Every line below must be copied as written, except for pictures.
══════════════════════════════
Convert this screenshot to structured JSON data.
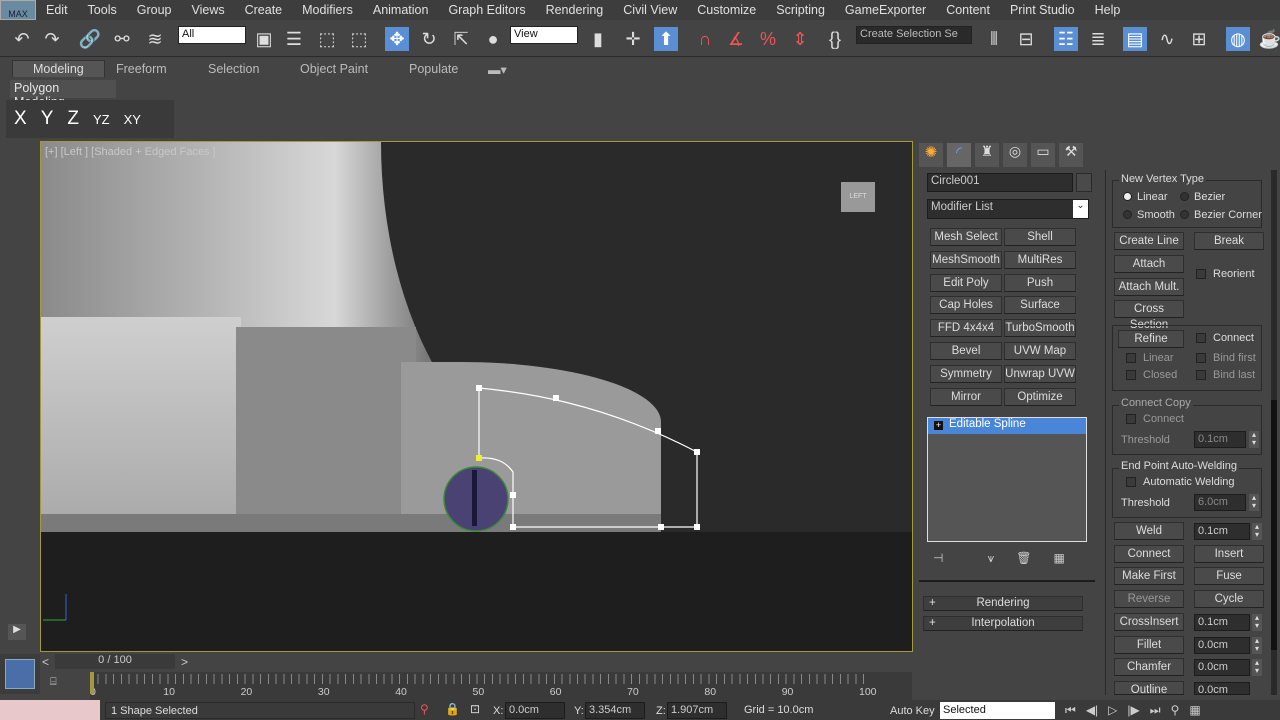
{
  "app": {
    "logo": "MAX"
  },
  "menu": [
    "Edit",
    "Tools",
    "Group",
    "Views",
    "Create",
    "Modifiers",
    "Animation",
    "Graph Editors",
    "Rendering",
    "Civil View",
    "Customize",
    "Scripting",
    "GameExporter",
    "Content",
    "Print Studio",
    "Help"
  ],
  "toolbar": {
    "selection_filter": "All",
    "ref_coord": "View",
    "named_selection": "Create Selection Se"
  },
  "ribbon": {
    "tabs": [
      "Modeling",
      "Freeform",
      "Selection",
      "Object Paint",
      "Populate"
    ],
    "panel": "Polygon Modeling"
  },
  "axis_constraints": [
    "X",
    "Y",
    "Z",
    "YZ",
    "XY"
  ],
  "viewport": {
    "label": "[+] [Left ] [Shaded + Edged Faces ]",
    "viewcube": "LEFT"
  },
  "command_panel": {
    "object_name": "Circle001",
    "modifier_list": "Modifier List",
    "modifier_buttons": [
      "Mesh Select",
      "Shell",
      "MeshSmooth",
      "MultiRes",
      "Edit Poly",
      "Push",
      "Cap Holes",
      "Surface",
      "FFD 4x4x4",
      "TurboSmooth",
      "Bevel",
      "UVW Map",
      "Symmetry",
      "Unwrap UVW",
      "Mirror",
      "Optimize"
    ],
    "stack": [
      "Editable Spline"
    ],
    "rollouts": [
      "Rendering",
      "Interpolation"
    ]
  },
  "geometry": {
    "new_vertex_type": {
      "title": "New Vertex Type",
      "options": [
        "Linear",
        "Bezier",
        "Smooth",
        "Bezier Corner"
      ],
      "selected": "Linear"
    },
    "create_line": "Create Line",
    "break": "Break",
    "attach": "Attach",
    "reorient": "Reorient",
    "attach_mult": "Attach Mult.",
    "cross_section": "Cross Section",
    "refine": "Refine",
    "connect": "Connect",
    "linear": "Linear",
    "bind_first": "Bind first",
    "closed": "Closed",
    "bind_last": "Bind last",
    "connect_copy": {
      "title": "Connect Copy",
      "connect": "Connect",
      "threshold_label": "Threshold",
      "threshold": "0.1cm"
    },
    "auto_weld": {
      "title": "End Point Auto-Welding",
      "auto": "Automatic Welding",
      "threshold_label": "Threshold",
      "threshold": "6.0cm"
    },
    "weld": "Weld",
    "weld_value": "0.1cm",
    "connect2": "Connect",
    "insert": "Insert",
    "make_first": "Make First",
    "fuse": "Fuse",
    "reverse": "Reverse",
    "cycle": "Cycle",
    "crossinsert": "CrossInsert",
    "crossinsert_value": "0.1cm",
    "fillet": "Fillet",
    "fillet_value": "0.0cm",
    "chamfer": "Chamfer",
    "chamfer_value": "0.0cm",
    "outline": "Outline",
    "outline_value": "0.0cm"
  },
  "timeline": {
    "frame": "0 / 100",
    "ticks": [
      "0",
      "10",
      "20",
      "30",
      "40",
      "50",
      "60",
      "70",
      "80",
      "90",
      "100"
    ]
  },
  "status": {
    "selection": "1 Shape Selected",
    "x_label": "X:",
    "x": "0.0cm",
    "y_label": "Y:",
    "y": "3.354cm",
    "z_label": "Z:",
    "z": "1.907cm",
    "grid": "Grid = 10.0cm",
    "auto_key": "Auto Key",
    "key_filter": "Selected"
  }
}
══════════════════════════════
[Response box]:
Convert this screenshot to structured JSON data.
{
  "app": {
    "logo": "MAX"
  },
  "menu": [
    "Edit",
    "Tools",
    "Group",
    "Views",
    "Create",
    "Modifiers",
    "Animation",
    "Graph Editors",
    "Rendering",
    "Civil View",
    "Customize",
    "Scripting",
    "GameExporter",
    "Content",
    "Print Studio",
    "Help"
  ],
  "toolbar": {
    "selection_filter": "All",
    "ref_coord": "View",
    "named_selection": "Create Selection Se"
  },
  "ribbon": {
    "tabs": [
      "Modeling",
      "Freeform",
      "Selection",
      "Object Paint",
      "Populate"
    ],
    "panel": "Polygon Modeling"
  },
  "axis_constraints": [
    "X",
    "Y",
    "Z",
    "YZ",
    "XY"
  ],
  "viewport": {
    "label": "[+] [Left ] [Shaded + Edged Faces ]",
    "viewcube": "LEFT"
  },
  "command_panel": {
    "object_name": "Circle001",
    "modifier_list": "Modifier List",
    "modifier_buttons": [
      "Mesh Select",
      "Shell",
      "MeshSmooth",
      "MultiRes",
      "Edit Poly",
      "Push",
      "Cap Holes",
      "Surface",
      "FFD 4x4x4",
      "TurboSmooth",
      "Bevel",
      "UVW Map",
      "Symmetry",
      "Unwrap UVW",
      "Mirror",
      "Optimize"
    ],
    "stack": [
      "Editable Spline"
    ],
    "rollouts": [
      "Rendering",
      "Interpolation"
    ]
  },
  "geometry": {
    "new_vertex_type": {
      "title": "New Vertex Type",
      "options": [
        "Linear",
        "Bezier",
        "Smooth",
        "Bezier Corner"
      ],
      "selected": "Linear"
    },
    "create_line": "Create Line",
    "break": "Break",
    "attach": "Attach",
    "reorient": "Reorient",
    "attach_mult": "Attach Mult.",
    "cross_section": "Cross Section",
    "refine": "Refine",
    "connect": "Connect",
    "linear": "Linear",
    "bind_first": "Bind first",
    "closed": "Closed",
    "bind_last": "Bind last",
    "connect_copy": {
      "title": "Connect Copy",
      "connect": "Connect",
      "threshold_label": "Threshold",
      "threshold": "0.1cm"
    },
    "auto_weld": {
      "title": "End Point Auto-Welding",
      "auto": "Automatic Welding",
      "threshold_label": "Threshold",
      "threshold": "6.0cm"
    },
    "weld": "Weld",
    "weld_value": "0.1cm",
    "connect2": "Connect",
    "insert": "Insert",
    "make_first": "Make First",
    "fuse": "Fuse",
    "reverse": "Reverse",
    "cycle": "Cycle",
    "crossinsert": "CrossInsert",
    "crossinsert_value": "0.1cm",
    "fillet": "Fillet",
    "fillet_value": "0.0cm",
    "chamfer": "Chamfer",
    "chamfer_value": "0.0cm",
    "outline": "Outline",
    "outline_value": "0.0cm"
  },
  "timeline": {
    "frame": "0 / 100",
    "ticks": [
      "0",
      "10",
      "20",
      "30",
      "40",
      "50",
      "60",
      "70",
      "80",
      "90",
      "100"
    ]
  },
  "status": {
    "selection": "1 Shape Selected",
    "x_label": "X:",
    "x": "0.0cm",
    "y_label": "Y:",
    "y": "3.354cm",
    "z_label": "Z:",
    "z": "1.907cm",
    "grid": "Grid = 10.0cm",
    "auto_key": "Auto Key",
    "key_filter": "Selected"
  }
}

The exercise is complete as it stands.